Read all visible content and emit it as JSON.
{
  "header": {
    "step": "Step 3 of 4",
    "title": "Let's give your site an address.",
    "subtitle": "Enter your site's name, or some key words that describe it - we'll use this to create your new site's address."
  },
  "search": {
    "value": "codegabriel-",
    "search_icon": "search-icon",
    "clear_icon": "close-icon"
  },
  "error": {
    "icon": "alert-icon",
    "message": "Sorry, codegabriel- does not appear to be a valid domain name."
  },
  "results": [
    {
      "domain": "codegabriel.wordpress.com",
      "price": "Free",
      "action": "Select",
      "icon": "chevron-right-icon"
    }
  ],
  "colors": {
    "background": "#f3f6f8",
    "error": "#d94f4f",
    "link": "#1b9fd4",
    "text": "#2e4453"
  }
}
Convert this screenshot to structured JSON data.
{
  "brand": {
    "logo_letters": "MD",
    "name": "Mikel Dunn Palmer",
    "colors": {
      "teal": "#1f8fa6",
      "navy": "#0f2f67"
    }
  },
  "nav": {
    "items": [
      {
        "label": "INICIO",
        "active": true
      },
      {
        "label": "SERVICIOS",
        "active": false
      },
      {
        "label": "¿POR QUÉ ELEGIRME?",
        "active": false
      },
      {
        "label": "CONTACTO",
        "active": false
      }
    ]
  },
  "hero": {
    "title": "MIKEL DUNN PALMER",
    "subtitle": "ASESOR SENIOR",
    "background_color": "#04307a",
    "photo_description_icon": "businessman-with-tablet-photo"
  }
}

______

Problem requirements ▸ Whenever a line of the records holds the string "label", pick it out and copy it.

Result below ▸
        "label": "INICIO",
        "label": "SERVICIOS",
        "label": "¿POR QUÉ ELEGIRME?",
        "label": "CONTACTO",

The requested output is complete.